──────── Information provided ────────

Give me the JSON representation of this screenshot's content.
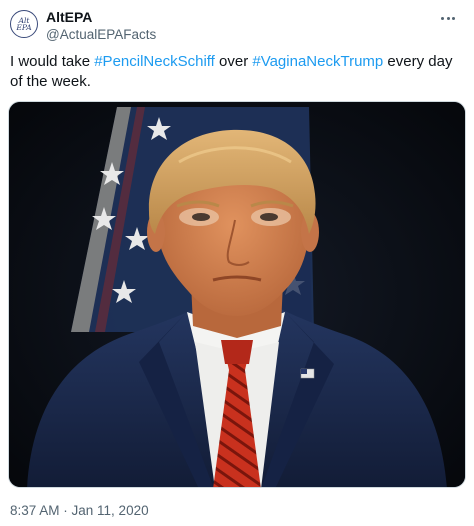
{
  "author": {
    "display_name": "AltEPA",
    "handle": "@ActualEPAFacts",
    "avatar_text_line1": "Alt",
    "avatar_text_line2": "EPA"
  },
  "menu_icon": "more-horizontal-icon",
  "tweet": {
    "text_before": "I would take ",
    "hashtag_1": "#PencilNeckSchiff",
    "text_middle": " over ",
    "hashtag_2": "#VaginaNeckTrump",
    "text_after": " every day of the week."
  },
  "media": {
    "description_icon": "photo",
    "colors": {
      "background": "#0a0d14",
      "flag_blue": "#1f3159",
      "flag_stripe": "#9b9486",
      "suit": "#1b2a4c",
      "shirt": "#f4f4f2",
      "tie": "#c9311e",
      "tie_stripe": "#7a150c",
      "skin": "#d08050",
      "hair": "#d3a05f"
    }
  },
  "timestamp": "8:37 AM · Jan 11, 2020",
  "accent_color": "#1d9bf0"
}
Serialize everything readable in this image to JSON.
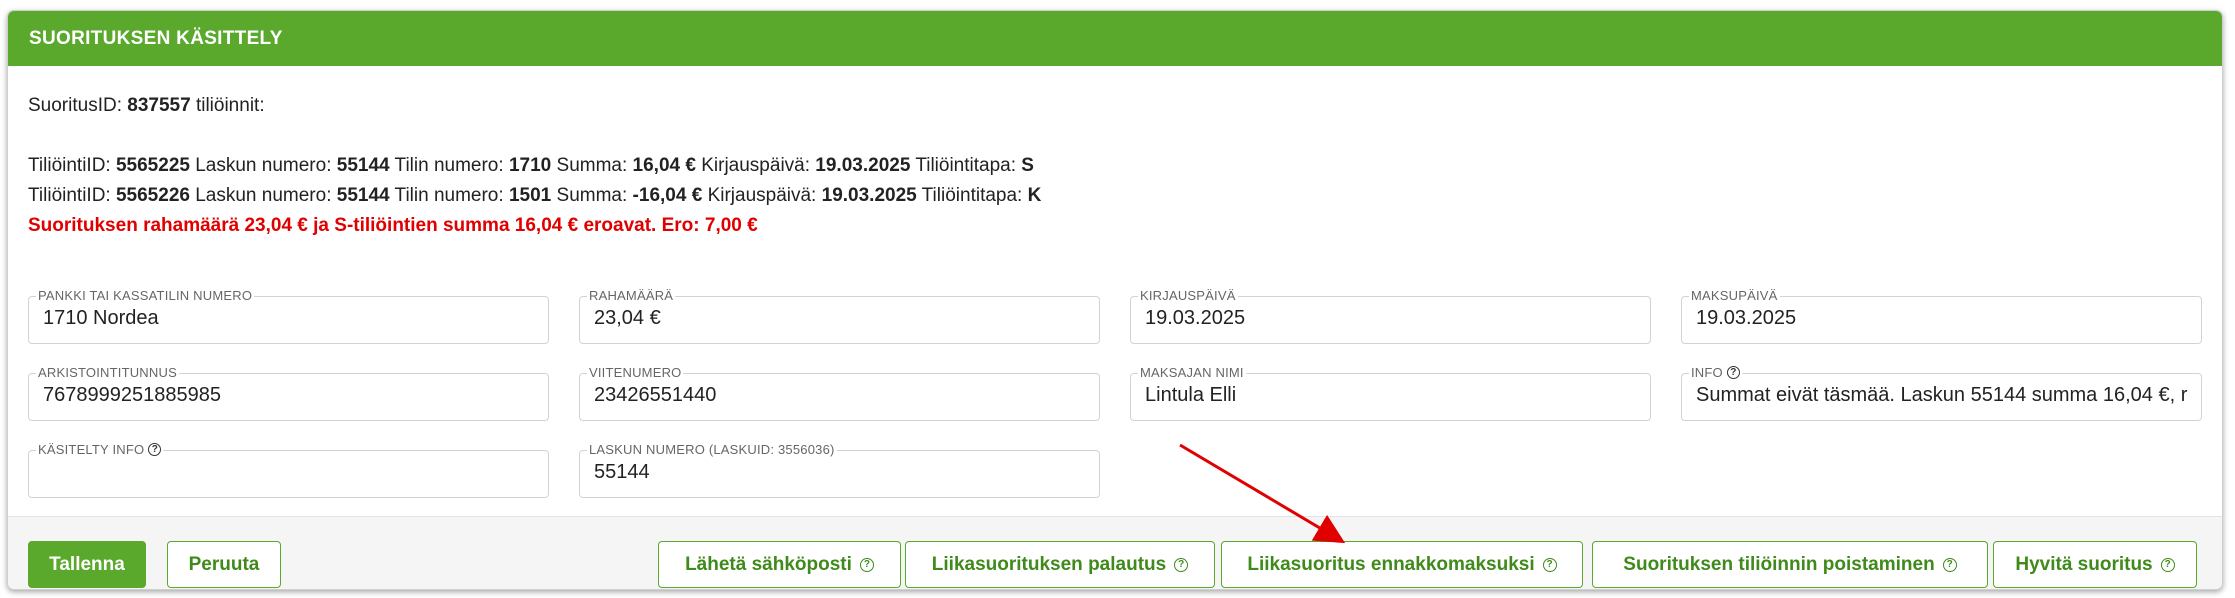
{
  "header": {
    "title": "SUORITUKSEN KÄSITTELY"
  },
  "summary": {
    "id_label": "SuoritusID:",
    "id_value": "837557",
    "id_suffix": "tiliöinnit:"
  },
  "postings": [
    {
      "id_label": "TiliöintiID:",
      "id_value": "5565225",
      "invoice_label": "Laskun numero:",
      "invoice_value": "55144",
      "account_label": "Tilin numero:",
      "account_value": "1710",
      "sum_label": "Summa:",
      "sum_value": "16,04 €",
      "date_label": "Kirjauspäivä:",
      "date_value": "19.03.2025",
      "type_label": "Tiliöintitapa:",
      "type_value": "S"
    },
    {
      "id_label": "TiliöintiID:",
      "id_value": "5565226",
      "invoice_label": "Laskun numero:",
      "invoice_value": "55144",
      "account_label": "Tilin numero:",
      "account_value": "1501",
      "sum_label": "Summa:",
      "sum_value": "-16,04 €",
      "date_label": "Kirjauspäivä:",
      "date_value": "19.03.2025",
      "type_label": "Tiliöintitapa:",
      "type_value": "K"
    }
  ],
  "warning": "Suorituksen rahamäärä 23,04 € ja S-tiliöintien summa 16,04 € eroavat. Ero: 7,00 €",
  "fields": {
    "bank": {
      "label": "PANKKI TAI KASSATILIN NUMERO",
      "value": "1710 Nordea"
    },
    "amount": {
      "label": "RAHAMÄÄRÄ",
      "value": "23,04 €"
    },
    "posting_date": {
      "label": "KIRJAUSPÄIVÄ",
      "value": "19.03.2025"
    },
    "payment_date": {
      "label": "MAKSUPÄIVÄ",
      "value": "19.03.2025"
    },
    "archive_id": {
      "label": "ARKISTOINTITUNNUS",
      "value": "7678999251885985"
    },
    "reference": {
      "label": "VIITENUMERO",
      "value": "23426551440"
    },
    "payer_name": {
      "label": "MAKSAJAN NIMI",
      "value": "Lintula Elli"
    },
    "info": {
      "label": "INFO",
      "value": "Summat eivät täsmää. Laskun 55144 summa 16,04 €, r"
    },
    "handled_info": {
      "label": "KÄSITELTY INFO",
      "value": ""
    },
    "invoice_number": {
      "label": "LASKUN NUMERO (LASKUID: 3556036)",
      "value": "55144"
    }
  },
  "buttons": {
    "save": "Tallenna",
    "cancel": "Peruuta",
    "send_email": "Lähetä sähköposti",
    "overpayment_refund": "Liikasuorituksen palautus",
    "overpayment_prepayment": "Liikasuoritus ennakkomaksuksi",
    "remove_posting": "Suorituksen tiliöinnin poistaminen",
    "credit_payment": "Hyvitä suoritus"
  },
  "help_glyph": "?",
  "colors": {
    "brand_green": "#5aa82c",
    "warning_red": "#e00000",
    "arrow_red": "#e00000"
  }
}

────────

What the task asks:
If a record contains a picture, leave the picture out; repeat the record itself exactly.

Output for this exercise:
Give me the JSON representation of this screenshot's content.
{
  "author": {
    "display_name": "AltEPA",
    "handle": "@ActualEPAFacts",
    "avatar_text_line1": "Alt",
    "avatar_text_line2": "EPA"
  },
  "menu_icon": "more-horizontal-icon",
  "tweet": {
    "text_before": "I would take ",
    "hashtag_1": "#PencilNeckSchiff",
    "text_middle": " over ",
    "hashtag_2": "#VaginaNeckTrump",
    "text_after": " every day of the week."
  },
  "media": {
    "description_icon": "photo",
    "colors": {
      "background": "#0a0d14",
      "flag_blue": "#1f3159",
      "flag_stripe": "#9b9486",
      "suit": "#1b2a4c",
      "shirt": "#f4f4f2",
      "tie": "#c9311e",
      "tie_stripe": "#7a150c",
      "skin": "#d08050",
      "hair": "#d3a05f"
    }
  },
  "timestamp": "8:37 AM · Jan 11, 2020",
  "accent_color": "#1d9bf0"
}
Serialize everything readable in this image to JSON.
{
  "header": {
    "title": "SUORITUKSEN KÄSITTELY"
  },
  "summary": {
    "id_label": "SuoritusID:",
    "id_value": "837557",
    "id_suffix": "tiliöinnit:"
  },
  "postings": [
    {
      "id_label": "TiliöintiID:",
      "id_value": "5565225",
      "invoice_label": "Laskun numero:",
      "invoice_value": "55144",
      "account_label": "Tilin numero:",
      "account_value": "1710",
      "sum_label": "Summa:",
      "sum_value": "16,04 €",
      "date_label": "Kirjauspäivä:",
      "date_value": "19.03.2025",
      "type_label": "Tiliöintitapa:",
      "type_value": "S"
    },
    {
      "id_label": "TiliöintiID:",
      "id_value": "5565226",
      "invoice_label": "Laskun numero:",
      "invoice_value": "55144",
      "account_label": "Tilin numero:",
      "account_value": "1501",
      "sum_label": "Summa:",
      "sum_value": "-16,04 €",
      "date_label": "Kirjauspäivä:",
      "date_value": "19.03.2025",
      "type_label": "Tiliöintitapa:",
      "type_value": "K"
    }
  ],
  "warning": "Suorituksen rahamäärä 23,04 € ja S-tiliöintien summa 16,04 € eroavat. Ero: 7,00 €",
  "fields": {
    "bank": {
      "label": "PANKKI TAI KASSATILIN NUMERO",
      "value": "1710 Nordea"
    },
    "amount": {
      "label": "RAHAMÄÄRÄ",
      "value": "23,04 €"
    },
    "posting_date": {
      "label": "KIRJAUSPÄIVÄ",
      "value": "19.03.2025"
    },
    "payment_date": {
      "label": "MAKSUPÄIVÄ",
      "value": "19.03.2025"
    },
    "archive_id": {
      "label": "ARKISTOINTITUNNUS",
      "value": "7678999251885985"
    },
    "reference": {
      "label": "VIITENUMERO",
      "value": "23426551440"
    },
    "payer_name": {
      "label": "MAKSAJAN NIMI",
      "value": "Lintula Elli"
    },
    "info": {
      "label": "INFO",
      "value": "Summat eivät täsmää. Laskun 55144 summa 16,04 €, r"
    },
    "handled_info": {
      "label": "KÄSITELTY INFO",
      "value": ""
    },
    "invoice_number": {
      "label": "LASKUN NUMERO (LASKUID: 3556036)",
      "value": "55144"
    }
  },
  "buttons": {
    "save": "Tallenna",
    "cancel": "Peruuta",
    "send_email": "Lähetä sähköposti",
    "overpayment_refund": "Liikasuorituksen palautus",
    "overpayment_prepayment": "Liikasuoritus ennakkomaksuksi",
    "remove_posting": "Suorituksen tiliöinnin poistaminen",
    "credit_payment": "Hyvitä suoritus"
  },
  "help_glyph": "?",
  "colors": {
    "brand_green": "#5aa82c",
    "warning_red": "#e00000",
    "arrow_red": "#e00000"
  }
}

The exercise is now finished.